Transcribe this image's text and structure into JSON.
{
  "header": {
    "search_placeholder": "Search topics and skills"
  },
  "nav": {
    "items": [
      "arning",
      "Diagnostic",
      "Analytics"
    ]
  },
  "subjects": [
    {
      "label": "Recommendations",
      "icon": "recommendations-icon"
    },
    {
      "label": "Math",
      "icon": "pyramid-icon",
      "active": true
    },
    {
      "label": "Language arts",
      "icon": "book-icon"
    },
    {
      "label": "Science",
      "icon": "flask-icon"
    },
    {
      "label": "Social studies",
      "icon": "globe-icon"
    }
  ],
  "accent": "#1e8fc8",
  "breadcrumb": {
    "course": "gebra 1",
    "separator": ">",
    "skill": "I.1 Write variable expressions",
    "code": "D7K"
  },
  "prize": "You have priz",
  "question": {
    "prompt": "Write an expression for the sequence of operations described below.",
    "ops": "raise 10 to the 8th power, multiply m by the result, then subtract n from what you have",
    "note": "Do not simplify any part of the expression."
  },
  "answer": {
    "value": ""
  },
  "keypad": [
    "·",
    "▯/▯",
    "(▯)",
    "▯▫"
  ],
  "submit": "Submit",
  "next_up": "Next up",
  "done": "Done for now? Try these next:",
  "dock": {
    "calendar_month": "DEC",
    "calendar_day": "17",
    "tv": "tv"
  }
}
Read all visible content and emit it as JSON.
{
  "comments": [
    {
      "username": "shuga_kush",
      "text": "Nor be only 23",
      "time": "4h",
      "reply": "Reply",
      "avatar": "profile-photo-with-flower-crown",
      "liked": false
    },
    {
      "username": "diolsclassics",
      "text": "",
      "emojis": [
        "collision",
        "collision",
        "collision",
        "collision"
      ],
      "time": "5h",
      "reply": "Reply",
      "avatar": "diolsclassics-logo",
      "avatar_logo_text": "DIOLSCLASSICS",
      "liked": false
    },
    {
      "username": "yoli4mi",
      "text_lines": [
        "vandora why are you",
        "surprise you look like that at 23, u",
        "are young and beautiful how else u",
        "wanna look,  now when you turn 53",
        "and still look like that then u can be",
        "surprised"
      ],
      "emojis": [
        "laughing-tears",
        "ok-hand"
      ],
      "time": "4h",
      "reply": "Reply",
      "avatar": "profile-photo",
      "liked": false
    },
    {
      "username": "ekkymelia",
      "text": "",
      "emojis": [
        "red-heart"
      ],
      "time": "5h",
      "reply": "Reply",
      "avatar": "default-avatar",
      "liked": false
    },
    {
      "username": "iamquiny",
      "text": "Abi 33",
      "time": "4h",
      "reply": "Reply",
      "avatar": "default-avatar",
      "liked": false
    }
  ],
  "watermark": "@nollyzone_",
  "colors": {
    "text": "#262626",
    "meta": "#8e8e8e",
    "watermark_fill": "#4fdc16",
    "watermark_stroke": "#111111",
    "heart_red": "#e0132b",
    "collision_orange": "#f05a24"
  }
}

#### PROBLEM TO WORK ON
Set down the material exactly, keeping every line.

#### RESULT FOR THIS EXERCISE
Transcribe this image's text and structure into JSON.
{
  "header": {
    "search_placeholder": "Search topics and skills"
  },
  "nav": {
    "items": [
      "arning",
      "Diagnostic",
      "Analytics"
    ]
  },
  "subjects": [
    {
      "label": "Recommendations",
      "icon": "recommendations-icon"
    },
    {
      "label": "Math",
      "icon": "pyramid-icon",
      "active": true
    },
    {
      "label": "Language arts",
      "icon": "book-icon"
    },
    {
      "label": "Science",
      "icon": "flask-icon"
    },
    {
      "label": "Social studies",
      "icon": "globe-icon"
    }
  ],
  "accent": "#1e8fc8",
  "breadcrumb": {
    "course": "gebra 1",
    "separator": ">",
    "skill": "I.1 Write variable expressions",
    "code": "D7K"
  },
  "prize": "You have priz",
  "question": {
    "prompt": "Write an expression for the sequence of operations described below.",
    "ops": "raise 10 to the 8th power, multiply m by the result, then subtract n from what you have",
    "note": "Do not simplify any part of the expression."
  },
  "answer": {
    "value": ""
  },
  "keypad": [
    "·",
    "▯/▯",
    "(▯)",
    "▯▫"
  ],
  "submit": "Submit",
  "next_up": "Next up",
  "done": "Done for now? Try these next:",
  "dock": {
    "calendar_month": "DEC",
    "calendar_day": "17",
    "tv": "tv"
  }
}
Read all visible content and emit it as JSON.
{
  "comments": [
    {
      "username": "shuga_kush",
      "text": "Nor be only 23",
      "time": "4h",
      "reply": "Reply",
      "avatar": "profile-photo-with-flower-crown",
      "liked": false
    },
    {
      "username": "diolsclassics",
      "text": "",
      "emojis": [
        "collision",
        "collision",
        "collision",
        "collision"
      ],
      "time": "5h",
      "reply": "Reply",
      "avatar": "diolsclassics-logo",
      "avatar_logo_text": "DIOLSCLASSICS",
      "liked": false
    },
    {
      "username": "yoli4mi",
      "text_lines": [
        "vandora why are you",
        "surprise you look like that at 23, u",
        "are young and beautiful how else u",
        "wanna look,  now when you turn 53",
        "and still look like that then u can be",
        "surprised"
      ],
      "emojis": [
        "laughing-tears",
        "ok-hand"
      ],
      "time": "4h",
      "reply": "Reply",
      "avatar": "profile-photo",
      "liked": false
    },
    {
      "username": "ekkymelia",
      "text": "",
      "emojis": [
        "red-heart"
      ],
      "time": "5h",
      "reply": "Reply",
      "avatar": "default-avatar",
      "liked": false
    },
    {
      "username": "iamquiny",
      "text": "Abi 33",
      "time": "4h",
      "reply": "Reply",
      "avatar": "default-avatar",
      "liked": false
    }
  ],
  "watermark": "@nollyzone_",
  "colors": {
    "text": "#262626",
    "meta": "#8e8e8e",
    "watermark_fill": "#4fdc16",
    "watermark_stroke": "#111111",
    "heart_red": "#e0132b",
    "collision_orange": "#f05a24"
  }
}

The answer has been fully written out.